[Instructions to follow]: Each line below is to be set down again exactly.

[Data for processing]:
§
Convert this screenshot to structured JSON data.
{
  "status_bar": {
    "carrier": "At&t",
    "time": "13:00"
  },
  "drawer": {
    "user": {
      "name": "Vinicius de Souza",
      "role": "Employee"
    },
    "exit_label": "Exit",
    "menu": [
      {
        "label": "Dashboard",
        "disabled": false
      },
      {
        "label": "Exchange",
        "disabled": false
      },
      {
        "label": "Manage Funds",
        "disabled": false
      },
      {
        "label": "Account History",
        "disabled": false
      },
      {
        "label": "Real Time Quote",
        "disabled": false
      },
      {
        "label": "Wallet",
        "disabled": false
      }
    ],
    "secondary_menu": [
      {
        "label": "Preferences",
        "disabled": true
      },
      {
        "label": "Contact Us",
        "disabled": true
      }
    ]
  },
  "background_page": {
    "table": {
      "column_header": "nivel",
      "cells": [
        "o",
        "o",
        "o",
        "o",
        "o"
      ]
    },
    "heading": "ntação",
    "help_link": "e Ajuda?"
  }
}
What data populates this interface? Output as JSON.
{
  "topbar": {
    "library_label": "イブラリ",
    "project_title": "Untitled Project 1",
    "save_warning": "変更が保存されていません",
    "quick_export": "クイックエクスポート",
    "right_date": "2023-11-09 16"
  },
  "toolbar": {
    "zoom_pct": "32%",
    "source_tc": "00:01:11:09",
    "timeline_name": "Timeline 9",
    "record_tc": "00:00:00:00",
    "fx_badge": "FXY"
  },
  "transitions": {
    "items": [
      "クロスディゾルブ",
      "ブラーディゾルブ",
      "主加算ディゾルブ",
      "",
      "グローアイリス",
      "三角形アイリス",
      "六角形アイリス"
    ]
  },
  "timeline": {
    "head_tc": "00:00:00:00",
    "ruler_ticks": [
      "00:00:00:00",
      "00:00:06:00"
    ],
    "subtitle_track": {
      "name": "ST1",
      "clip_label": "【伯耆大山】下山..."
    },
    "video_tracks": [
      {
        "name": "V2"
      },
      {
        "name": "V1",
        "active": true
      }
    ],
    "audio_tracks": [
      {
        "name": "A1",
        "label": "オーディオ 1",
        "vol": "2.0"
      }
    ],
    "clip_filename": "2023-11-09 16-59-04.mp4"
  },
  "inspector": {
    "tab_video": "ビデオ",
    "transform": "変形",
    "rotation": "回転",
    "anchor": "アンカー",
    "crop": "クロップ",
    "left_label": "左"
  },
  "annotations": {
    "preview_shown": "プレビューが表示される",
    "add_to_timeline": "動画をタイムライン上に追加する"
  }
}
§
[Task output]:
Convert this screenshot to structured JSON data.
{
  "status_bar": {
    "carrier": "At&t",
    "time": "13:00"
  },
  "drawer": {
    "user": {
      "name": "Vinicius de Souza",
      "role": "Employee"
    },
    "exit_label": "Exit",
    "menu": [
      {
        "label": "Dashboard",
        "disabled": false
      },
      {
        "label": "Exchange",
        "disabled": false
      },
      {
        "label": "Manage Funds",
        "disabled": false
      },
      {
        "label": "Account History",
        "disabled": false
      },
      {
        "label": "Real Time Quote",
        "disabled": false
      },
      {
        "label": "Wallet",
        "disabled": false
      }
    ],
    "secondary_menu": [
      {
        "label": "Preferences",
        "disabled": true
      },
      {
        "label": "Contact Us",
        "disabled": true
      }
    ]
  },
  "background_page": {
    "table": {
      "column_header": "nivel",
      "cells": [
        "o",
        "o",
        "o",
        "o",
        "o"
      ]
    },
    "heading": "ntação",
    "help_link": "e Ajuda?"
  }
}
What data populates this interface? Output as JSON.
{
  "topbar": {
    "library_label": "イブラリ",
    "project_title": "Untitled Project 1",
    "save_warning": "変更が保存されていません",
    "quick_export": "クイックエクスポート",
    "right_date": "2023-11-09 16"
  },
  "toolbar": {
    "zoom_pct": "32%",
    "source_tc": "00:01:11:09",
    "timeline_name": "Timeline 9",
    "record_tc": "00:00:00:00",
    "fx_badge": "FXY"
  },
  "transitions": {
    "items": [
      "クロスディゾルブ",
      "ブラーディゾルブ",
      "主加算ディゾルブ",
      "",
      "グローアイリス",
      "三角形アイリス",
      "六角形アイリス"
    ]
  },
  "timeline": {
    "head_tc": "00:00:00:00",
    "ruler_ticks": [
      "00:00:00:00",
      "00:00:06:00"
    ],
    "subtitle_track": {
      "name": "ST1",
      "clip_label": "【伯耆大山】下山..."
    },
    "video_tracks": [
      {
        "name": "V2"
      },
      {
        "name": "V1",
        "active": true
      }
    ],
    "audio_tracks": [
      {
        "name": "A1",
        "label": "オーディオ 1",
        "vol": "2.0"
      }
    ],
    "clip_filename": "2023-11-09 16-59-04.mp4"
  },
  "inspector": {
    "tab_video": "ビデオ",
    "transform": "変形",
    "rotation": "回転",
    "anchor": "アンカー",
    "crop": "クロップ",
    "left_label": "左"
  },
  "annotations": {
    "preview_shown": "プレビューが表示される",
    "add_to_timeline": "動画をタイムライン上に追加する"
  }
}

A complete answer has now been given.